▸ WHAT TO DO:
Go through the entries below and copy each line containing the word "mention".

▸ Records from a collection:

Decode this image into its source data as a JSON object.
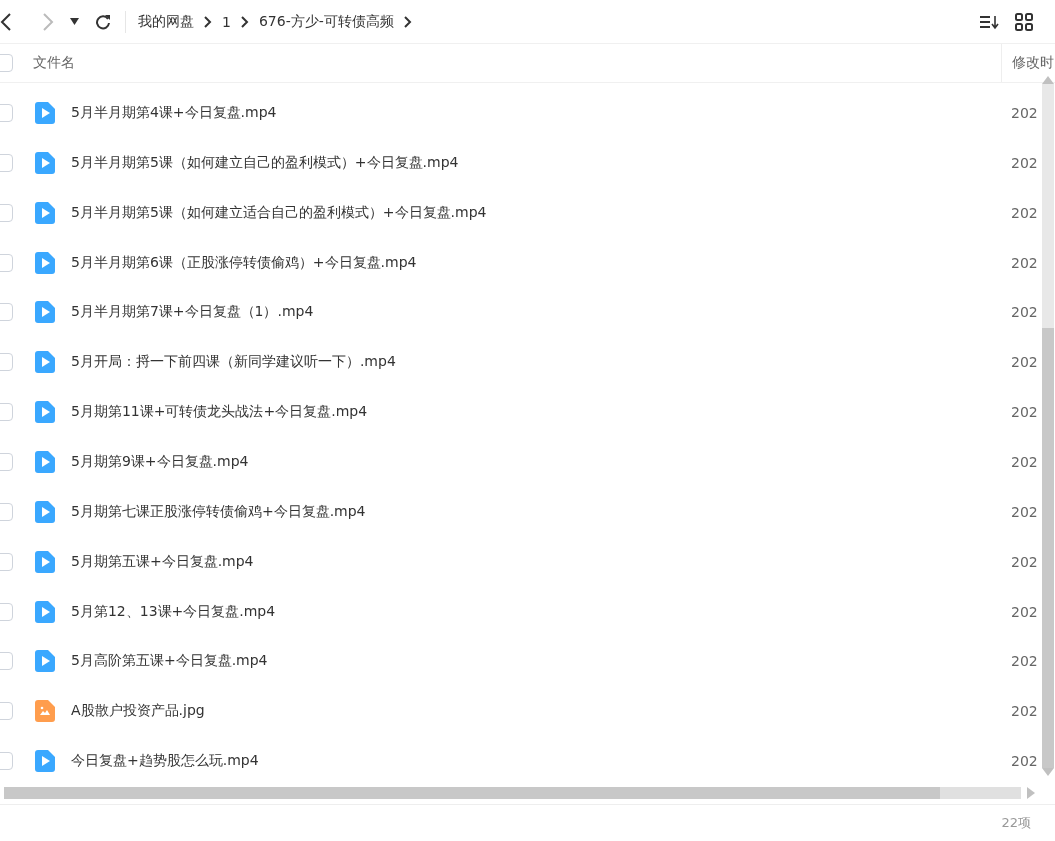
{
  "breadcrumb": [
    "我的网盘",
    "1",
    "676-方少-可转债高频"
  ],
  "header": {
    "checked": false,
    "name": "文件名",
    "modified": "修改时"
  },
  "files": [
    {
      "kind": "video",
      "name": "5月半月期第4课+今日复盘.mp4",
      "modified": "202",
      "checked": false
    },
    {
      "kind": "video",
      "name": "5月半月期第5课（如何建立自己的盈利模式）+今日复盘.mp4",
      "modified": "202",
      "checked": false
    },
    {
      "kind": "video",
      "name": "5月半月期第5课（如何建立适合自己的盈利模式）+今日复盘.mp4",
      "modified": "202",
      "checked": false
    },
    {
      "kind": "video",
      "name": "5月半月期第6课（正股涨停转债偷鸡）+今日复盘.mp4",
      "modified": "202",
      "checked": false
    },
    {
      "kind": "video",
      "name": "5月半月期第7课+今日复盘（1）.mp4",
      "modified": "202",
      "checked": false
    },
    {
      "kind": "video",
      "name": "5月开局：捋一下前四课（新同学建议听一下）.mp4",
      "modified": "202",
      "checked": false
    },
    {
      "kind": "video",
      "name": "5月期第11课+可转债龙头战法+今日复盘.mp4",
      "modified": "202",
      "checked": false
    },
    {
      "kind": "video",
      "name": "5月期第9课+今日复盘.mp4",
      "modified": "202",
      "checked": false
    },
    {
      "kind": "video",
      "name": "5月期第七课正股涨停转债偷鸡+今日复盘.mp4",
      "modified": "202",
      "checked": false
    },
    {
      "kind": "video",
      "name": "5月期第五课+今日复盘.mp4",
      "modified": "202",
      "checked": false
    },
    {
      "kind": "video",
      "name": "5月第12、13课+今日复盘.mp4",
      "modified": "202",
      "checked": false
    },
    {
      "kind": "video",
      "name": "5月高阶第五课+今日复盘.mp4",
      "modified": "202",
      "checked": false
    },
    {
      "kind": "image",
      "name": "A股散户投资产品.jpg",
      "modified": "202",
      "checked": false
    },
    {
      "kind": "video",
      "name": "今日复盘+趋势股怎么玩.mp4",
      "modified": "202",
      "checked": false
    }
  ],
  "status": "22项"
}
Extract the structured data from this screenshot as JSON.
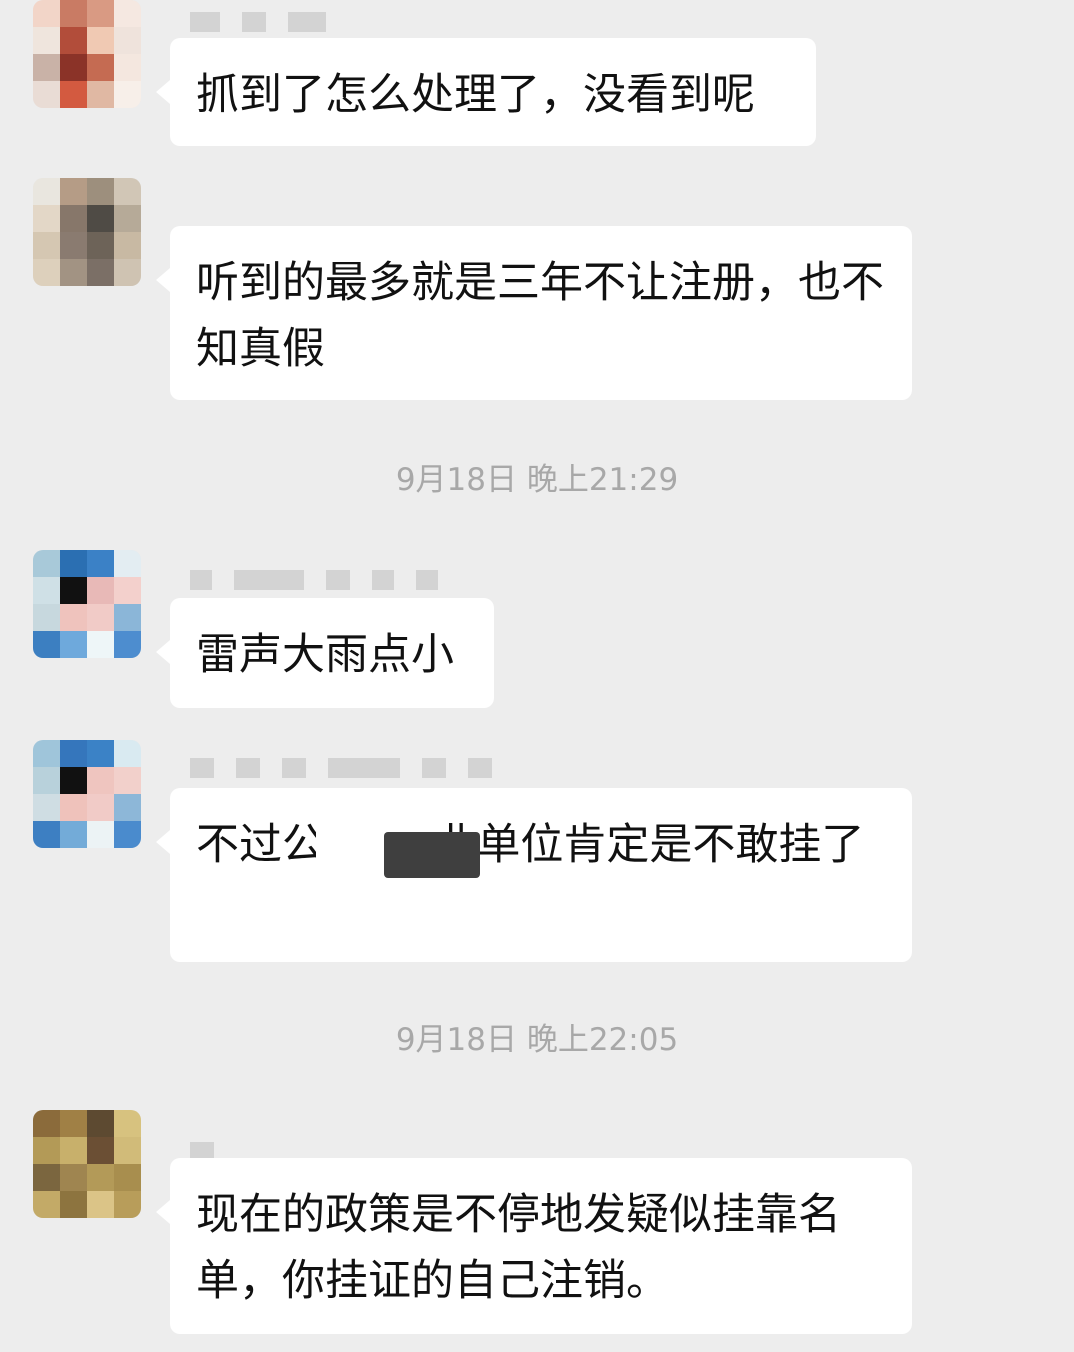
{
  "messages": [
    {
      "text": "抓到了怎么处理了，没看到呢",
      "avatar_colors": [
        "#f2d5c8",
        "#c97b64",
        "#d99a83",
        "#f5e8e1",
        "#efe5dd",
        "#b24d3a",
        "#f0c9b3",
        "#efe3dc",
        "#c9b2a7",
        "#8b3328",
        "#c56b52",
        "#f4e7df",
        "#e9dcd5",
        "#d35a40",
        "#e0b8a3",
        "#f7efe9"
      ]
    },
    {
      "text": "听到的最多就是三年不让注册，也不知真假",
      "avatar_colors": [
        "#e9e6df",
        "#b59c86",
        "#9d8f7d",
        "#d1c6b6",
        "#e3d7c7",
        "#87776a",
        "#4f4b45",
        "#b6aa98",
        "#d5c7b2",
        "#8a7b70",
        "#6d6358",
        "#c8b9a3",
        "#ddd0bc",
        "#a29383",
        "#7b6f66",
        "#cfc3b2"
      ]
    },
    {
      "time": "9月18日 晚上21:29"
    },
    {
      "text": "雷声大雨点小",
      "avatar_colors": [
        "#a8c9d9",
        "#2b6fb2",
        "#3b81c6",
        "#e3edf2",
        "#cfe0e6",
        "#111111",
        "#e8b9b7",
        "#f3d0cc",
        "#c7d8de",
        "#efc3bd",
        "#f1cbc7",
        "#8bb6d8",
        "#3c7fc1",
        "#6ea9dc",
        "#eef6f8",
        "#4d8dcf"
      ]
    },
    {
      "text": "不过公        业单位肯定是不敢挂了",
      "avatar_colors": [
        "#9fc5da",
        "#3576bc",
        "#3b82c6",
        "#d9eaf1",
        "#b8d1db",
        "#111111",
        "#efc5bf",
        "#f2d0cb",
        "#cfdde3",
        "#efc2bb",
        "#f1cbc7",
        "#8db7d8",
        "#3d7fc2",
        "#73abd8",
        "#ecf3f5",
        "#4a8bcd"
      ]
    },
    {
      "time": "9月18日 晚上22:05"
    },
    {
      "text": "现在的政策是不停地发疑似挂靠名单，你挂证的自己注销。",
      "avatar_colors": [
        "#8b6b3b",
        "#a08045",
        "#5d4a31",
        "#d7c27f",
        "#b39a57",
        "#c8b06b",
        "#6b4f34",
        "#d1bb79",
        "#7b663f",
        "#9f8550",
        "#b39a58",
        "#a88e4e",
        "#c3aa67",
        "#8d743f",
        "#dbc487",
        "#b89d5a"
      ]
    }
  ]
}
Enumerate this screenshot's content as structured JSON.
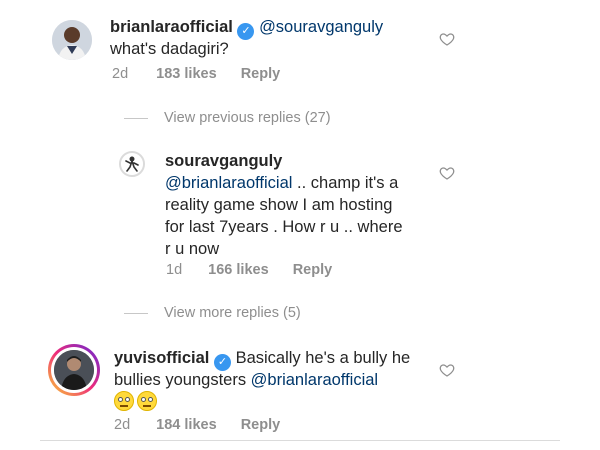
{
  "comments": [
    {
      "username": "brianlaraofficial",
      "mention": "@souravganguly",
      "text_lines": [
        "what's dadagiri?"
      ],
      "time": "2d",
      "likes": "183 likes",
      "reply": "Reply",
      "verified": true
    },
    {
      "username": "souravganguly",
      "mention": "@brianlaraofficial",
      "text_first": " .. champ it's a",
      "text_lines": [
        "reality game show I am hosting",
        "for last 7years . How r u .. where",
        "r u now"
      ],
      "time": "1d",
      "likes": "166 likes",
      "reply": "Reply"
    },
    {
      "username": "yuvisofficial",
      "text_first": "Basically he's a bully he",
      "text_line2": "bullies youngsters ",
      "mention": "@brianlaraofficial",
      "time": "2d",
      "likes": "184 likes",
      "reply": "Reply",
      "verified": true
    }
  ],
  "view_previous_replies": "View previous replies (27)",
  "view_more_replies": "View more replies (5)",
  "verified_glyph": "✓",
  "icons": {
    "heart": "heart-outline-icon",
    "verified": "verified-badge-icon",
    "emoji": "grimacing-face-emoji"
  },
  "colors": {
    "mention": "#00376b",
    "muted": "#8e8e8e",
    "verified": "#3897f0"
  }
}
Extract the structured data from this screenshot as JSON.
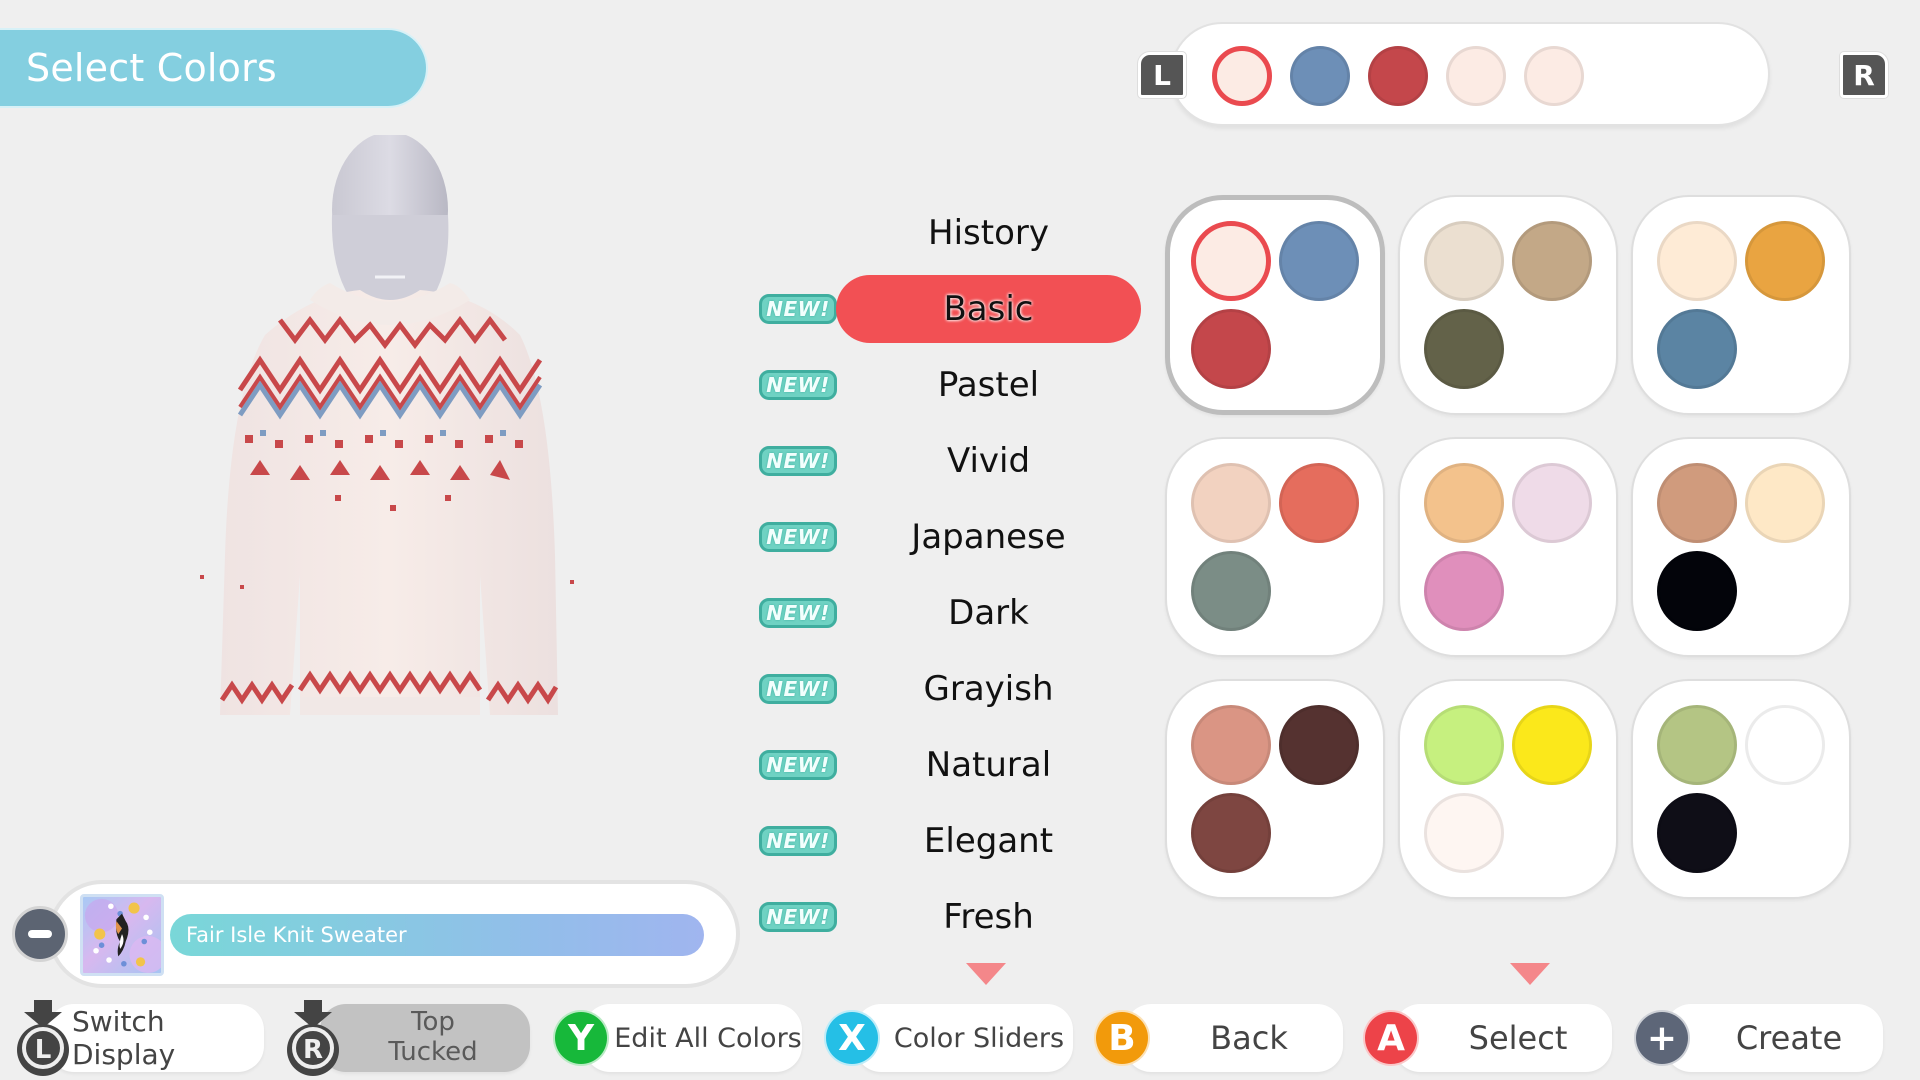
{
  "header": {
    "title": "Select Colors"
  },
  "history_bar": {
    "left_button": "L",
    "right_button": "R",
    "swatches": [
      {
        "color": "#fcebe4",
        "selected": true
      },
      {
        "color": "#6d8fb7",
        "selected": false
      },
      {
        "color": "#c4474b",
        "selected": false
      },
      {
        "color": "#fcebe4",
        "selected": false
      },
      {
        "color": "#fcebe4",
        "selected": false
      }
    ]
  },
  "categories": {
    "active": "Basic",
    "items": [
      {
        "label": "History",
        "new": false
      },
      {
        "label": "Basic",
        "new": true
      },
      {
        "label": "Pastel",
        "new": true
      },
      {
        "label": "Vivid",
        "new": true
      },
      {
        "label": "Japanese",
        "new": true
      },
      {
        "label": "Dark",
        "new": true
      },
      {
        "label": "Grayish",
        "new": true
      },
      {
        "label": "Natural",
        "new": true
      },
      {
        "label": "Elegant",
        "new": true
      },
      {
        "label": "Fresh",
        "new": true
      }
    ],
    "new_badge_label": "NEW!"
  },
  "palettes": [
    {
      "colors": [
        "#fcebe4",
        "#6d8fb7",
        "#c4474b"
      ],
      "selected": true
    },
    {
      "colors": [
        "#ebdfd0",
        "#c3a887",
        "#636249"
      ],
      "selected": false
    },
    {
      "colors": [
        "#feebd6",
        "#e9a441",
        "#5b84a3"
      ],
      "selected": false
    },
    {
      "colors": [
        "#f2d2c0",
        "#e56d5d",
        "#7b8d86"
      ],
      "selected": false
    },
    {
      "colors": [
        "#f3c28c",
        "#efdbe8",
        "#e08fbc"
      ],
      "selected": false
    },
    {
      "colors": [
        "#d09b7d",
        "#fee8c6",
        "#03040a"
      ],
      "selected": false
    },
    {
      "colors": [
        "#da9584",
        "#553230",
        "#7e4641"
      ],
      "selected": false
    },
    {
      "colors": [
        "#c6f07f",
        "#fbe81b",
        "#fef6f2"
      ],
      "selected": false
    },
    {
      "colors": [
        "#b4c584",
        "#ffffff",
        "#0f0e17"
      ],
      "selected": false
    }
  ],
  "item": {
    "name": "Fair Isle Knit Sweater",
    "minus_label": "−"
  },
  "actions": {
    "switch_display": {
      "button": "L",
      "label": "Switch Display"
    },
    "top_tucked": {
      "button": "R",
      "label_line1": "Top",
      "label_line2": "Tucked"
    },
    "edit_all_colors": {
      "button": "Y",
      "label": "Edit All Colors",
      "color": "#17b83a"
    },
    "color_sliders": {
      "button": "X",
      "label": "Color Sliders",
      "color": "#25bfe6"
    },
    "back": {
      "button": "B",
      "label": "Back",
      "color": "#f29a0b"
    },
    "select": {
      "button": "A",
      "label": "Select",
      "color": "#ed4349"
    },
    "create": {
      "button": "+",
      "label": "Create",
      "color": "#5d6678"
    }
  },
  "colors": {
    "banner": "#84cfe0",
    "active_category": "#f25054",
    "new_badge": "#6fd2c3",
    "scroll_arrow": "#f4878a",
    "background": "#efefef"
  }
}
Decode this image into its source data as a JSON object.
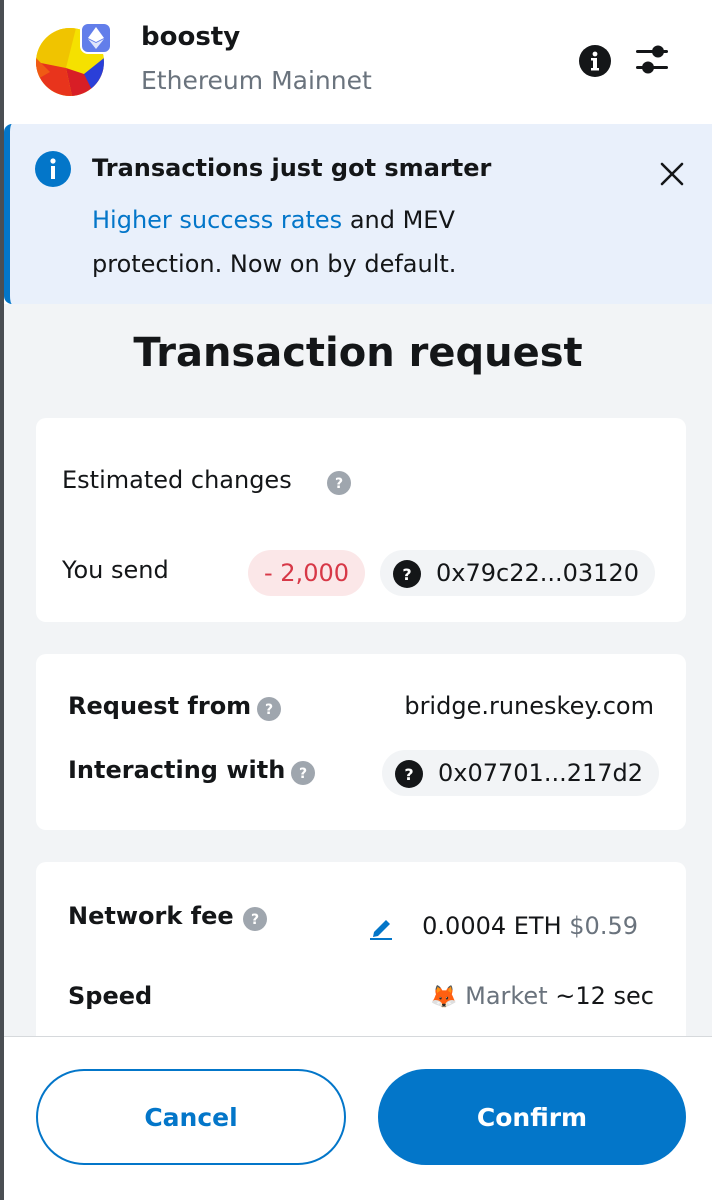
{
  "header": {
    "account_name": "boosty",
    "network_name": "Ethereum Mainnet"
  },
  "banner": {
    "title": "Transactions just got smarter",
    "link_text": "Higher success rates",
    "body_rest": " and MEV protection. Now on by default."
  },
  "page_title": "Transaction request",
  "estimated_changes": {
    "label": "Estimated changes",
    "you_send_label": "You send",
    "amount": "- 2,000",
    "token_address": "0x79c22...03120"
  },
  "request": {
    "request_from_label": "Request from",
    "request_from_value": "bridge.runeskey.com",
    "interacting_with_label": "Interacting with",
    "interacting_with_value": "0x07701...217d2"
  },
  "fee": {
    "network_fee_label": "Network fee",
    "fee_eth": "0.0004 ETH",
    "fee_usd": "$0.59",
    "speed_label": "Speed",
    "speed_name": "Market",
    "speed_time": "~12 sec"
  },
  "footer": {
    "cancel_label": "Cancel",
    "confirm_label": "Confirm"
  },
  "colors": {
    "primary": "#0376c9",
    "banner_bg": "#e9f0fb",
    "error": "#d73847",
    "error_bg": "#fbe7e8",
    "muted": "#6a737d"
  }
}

▸ ANSWER TO THIS TASK:
      "mention": "@souravganguly",
      "mention": "@brianlaraofficial",
      "mention": "@brianlaraofficial",
    "mention": "#00376b",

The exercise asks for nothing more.